Problem statement » Report every line of the records below that contains the word "dilation".

Items from an interface collection
-=-=-

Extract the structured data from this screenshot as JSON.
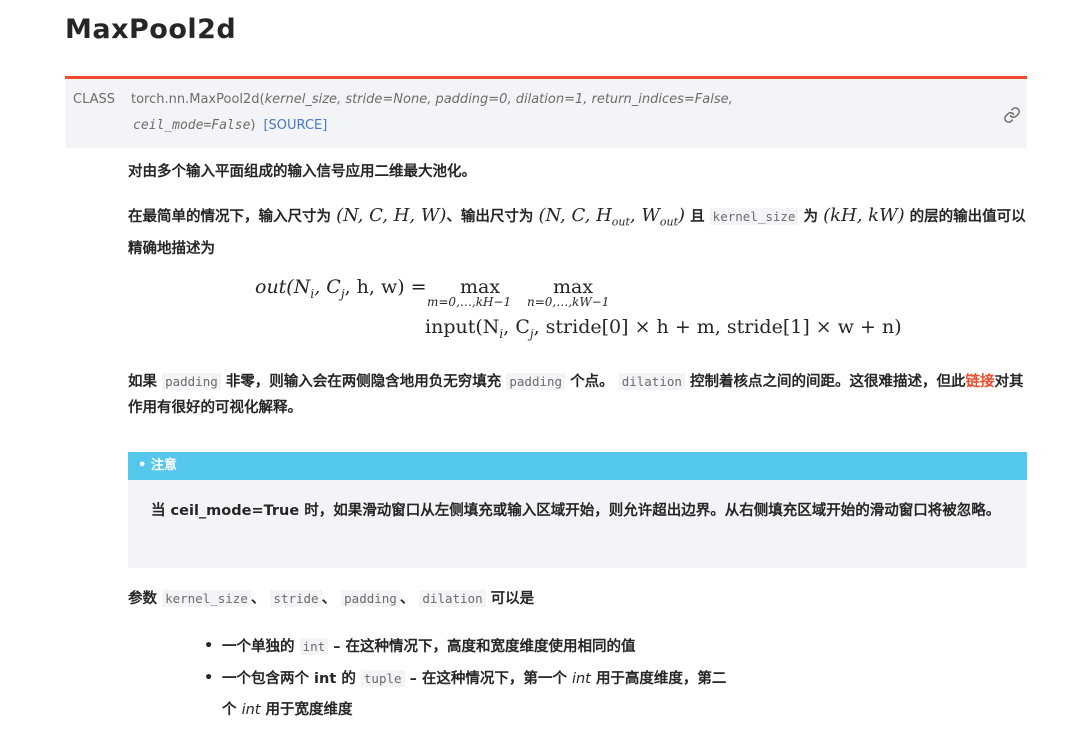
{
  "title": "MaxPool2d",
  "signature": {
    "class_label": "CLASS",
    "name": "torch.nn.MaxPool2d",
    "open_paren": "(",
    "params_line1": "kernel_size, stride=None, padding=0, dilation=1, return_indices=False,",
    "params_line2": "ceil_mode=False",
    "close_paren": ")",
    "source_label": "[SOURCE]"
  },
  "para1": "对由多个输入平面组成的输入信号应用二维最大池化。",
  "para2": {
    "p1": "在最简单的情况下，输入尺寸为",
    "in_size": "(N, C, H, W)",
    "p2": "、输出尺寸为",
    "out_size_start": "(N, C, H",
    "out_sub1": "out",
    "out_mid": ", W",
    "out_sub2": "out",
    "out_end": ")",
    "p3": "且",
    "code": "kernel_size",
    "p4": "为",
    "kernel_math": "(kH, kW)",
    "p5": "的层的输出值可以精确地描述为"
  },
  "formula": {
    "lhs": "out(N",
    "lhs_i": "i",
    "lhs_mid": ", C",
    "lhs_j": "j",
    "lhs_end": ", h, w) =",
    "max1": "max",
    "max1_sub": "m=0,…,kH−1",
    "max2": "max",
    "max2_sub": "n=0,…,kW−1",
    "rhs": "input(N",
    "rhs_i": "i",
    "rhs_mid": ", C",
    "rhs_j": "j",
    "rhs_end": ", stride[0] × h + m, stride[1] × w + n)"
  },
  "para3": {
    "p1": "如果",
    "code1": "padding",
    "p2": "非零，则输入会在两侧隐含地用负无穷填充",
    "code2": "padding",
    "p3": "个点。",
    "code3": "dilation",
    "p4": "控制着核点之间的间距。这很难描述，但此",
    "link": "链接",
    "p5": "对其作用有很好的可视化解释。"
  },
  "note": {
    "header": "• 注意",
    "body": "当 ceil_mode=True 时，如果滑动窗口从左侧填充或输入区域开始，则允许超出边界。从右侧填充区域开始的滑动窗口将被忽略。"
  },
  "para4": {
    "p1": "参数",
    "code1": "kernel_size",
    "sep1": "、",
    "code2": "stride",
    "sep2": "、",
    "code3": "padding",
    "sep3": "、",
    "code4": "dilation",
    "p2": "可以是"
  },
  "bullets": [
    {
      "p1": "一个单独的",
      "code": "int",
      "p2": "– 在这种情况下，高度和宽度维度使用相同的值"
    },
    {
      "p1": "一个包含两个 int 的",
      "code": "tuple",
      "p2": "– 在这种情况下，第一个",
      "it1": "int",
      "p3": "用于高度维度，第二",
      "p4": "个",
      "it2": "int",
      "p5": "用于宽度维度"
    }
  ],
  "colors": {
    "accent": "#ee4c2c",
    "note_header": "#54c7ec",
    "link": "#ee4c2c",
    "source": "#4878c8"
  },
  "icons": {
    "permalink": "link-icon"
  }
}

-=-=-

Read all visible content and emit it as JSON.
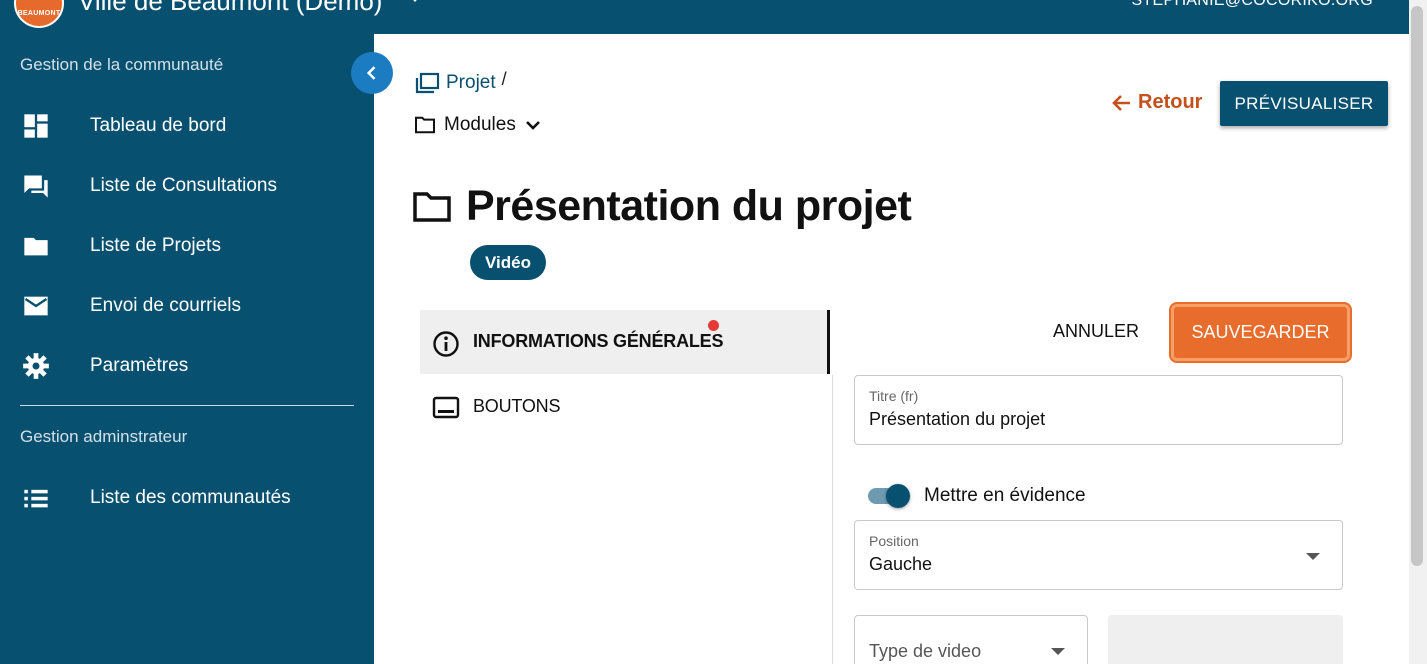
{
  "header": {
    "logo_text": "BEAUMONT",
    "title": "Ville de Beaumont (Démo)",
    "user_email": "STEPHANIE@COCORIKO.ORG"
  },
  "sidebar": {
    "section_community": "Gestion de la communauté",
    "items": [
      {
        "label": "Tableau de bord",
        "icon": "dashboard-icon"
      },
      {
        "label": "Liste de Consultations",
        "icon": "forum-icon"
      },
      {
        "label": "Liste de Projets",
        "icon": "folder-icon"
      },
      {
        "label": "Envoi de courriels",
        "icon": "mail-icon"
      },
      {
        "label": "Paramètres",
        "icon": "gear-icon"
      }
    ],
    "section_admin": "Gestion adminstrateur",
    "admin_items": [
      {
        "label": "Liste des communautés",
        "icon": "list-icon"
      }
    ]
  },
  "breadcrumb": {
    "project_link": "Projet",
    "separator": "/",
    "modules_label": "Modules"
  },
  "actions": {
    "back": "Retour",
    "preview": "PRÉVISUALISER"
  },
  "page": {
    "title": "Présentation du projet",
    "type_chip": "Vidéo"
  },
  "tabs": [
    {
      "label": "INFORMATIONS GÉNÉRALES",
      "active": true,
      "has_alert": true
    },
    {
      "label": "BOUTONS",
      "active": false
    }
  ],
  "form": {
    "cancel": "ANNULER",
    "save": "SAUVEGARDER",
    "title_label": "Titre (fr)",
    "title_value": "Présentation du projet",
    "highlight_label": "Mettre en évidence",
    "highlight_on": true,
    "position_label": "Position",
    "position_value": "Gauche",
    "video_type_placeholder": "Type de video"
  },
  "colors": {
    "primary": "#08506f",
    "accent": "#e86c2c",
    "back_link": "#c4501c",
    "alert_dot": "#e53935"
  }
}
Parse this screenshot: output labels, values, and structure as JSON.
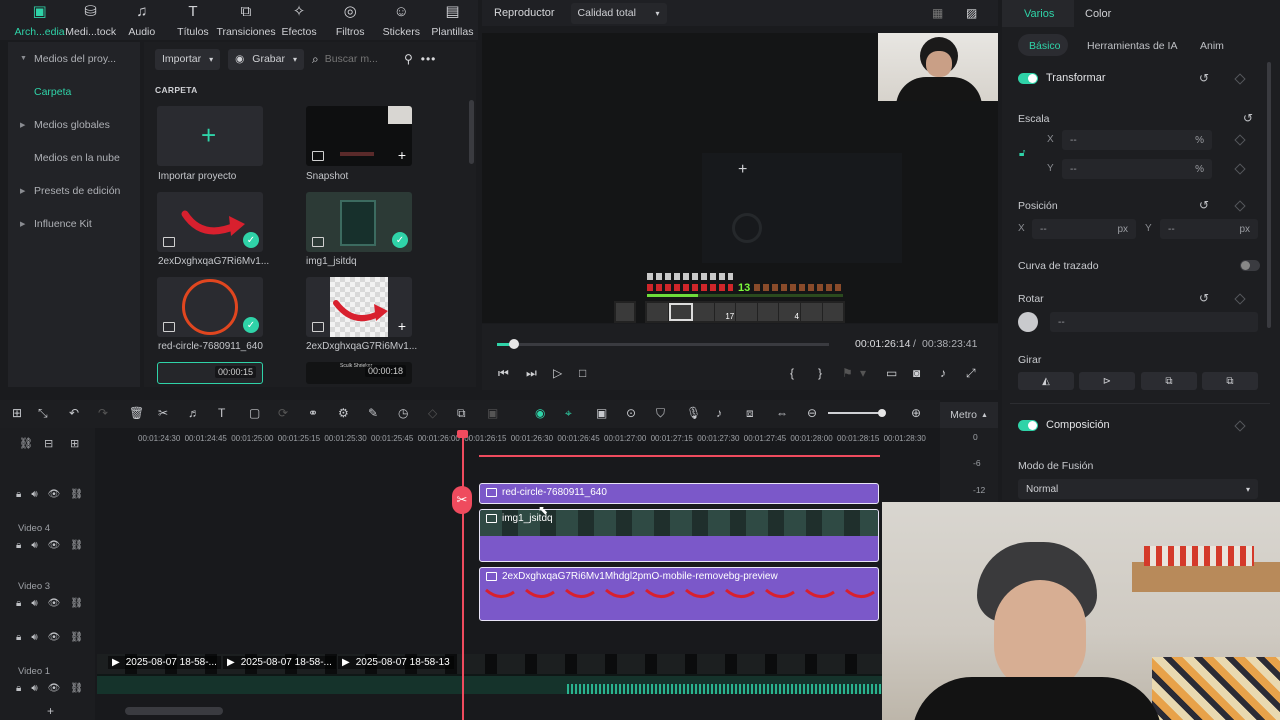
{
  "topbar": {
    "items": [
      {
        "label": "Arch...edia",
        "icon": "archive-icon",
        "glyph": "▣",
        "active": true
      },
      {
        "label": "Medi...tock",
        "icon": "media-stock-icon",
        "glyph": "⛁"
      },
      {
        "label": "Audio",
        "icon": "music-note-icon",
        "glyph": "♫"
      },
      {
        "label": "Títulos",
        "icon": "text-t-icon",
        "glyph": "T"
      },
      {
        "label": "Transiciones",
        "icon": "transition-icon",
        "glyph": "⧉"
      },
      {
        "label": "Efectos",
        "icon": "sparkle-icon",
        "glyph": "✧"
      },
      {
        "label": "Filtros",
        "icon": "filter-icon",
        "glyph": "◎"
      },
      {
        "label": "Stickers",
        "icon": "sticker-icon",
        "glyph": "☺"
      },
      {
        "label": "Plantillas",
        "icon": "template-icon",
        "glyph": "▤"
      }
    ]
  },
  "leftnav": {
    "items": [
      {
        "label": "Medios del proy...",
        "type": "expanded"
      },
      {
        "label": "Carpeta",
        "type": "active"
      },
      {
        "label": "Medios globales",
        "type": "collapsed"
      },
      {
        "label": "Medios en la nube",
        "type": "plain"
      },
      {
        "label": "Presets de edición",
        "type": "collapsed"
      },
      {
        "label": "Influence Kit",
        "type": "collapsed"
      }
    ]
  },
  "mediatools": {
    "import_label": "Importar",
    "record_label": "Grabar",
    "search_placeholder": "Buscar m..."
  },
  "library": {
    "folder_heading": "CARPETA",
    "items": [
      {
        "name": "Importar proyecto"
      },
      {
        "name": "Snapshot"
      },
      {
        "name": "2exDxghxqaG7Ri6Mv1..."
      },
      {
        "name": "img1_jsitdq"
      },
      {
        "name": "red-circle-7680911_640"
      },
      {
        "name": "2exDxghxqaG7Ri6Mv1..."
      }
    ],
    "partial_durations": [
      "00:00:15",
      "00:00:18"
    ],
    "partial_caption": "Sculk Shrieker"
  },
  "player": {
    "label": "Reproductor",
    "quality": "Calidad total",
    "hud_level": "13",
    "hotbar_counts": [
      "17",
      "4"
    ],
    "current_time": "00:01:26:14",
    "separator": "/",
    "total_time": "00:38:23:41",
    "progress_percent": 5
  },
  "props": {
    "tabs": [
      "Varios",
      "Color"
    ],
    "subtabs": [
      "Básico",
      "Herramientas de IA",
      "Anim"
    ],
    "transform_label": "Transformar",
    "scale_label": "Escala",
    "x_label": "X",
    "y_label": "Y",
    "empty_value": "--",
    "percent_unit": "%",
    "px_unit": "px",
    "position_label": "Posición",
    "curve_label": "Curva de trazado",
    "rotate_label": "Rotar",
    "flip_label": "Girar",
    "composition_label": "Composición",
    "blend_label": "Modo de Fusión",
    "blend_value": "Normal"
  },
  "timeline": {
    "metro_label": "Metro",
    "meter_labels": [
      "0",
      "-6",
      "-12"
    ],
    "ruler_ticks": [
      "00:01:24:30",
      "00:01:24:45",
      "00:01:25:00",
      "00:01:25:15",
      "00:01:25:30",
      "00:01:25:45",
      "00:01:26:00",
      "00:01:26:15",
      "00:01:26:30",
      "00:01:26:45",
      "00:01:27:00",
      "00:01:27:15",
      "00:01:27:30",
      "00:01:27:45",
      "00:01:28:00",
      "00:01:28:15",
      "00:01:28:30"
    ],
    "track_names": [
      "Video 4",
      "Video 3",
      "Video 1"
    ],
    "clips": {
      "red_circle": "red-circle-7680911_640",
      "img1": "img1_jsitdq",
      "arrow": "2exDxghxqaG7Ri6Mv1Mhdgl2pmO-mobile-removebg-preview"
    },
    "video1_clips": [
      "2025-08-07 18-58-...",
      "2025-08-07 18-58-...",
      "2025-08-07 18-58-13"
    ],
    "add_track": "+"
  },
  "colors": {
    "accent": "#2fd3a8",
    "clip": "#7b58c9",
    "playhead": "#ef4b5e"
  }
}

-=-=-

Expected answer »
    "params_line1": "kernel_size, stride=None, padding=0, dilation=1, return_indices=False,",
    "code3": "dilation",
    "code4": "dilation",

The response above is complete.